# Given information
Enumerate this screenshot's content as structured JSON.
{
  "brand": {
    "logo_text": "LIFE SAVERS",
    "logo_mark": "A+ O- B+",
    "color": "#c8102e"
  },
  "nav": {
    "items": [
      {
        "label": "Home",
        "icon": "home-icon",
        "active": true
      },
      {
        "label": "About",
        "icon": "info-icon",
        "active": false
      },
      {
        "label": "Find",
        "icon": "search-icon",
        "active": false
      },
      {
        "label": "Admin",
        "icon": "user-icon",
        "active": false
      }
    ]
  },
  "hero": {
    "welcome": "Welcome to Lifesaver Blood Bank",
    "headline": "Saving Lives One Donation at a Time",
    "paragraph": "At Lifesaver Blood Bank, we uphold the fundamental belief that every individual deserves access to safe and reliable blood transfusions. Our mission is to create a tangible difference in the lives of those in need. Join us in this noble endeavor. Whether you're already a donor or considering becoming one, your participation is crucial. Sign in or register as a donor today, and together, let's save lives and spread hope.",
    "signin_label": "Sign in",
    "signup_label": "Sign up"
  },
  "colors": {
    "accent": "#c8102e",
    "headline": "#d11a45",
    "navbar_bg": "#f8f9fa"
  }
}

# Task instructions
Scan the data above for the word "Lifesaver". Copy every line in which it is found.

# The completed task
    "welcome": "Welcome to Lifesaver Blood Bank",
    "paragraph": "At Lifesaver Blood Bank, we uphold the fundamental belief that every individual deserves access to safe and reliable blood transfusions. Our mission is to create a tangible difference in the lives of those in need. Join us in this noble endeavor. Whether you're already a donor or considering becoming one, your participation is crucial. Sign in or register as a donor today, and together, let's save lives and spread hope.",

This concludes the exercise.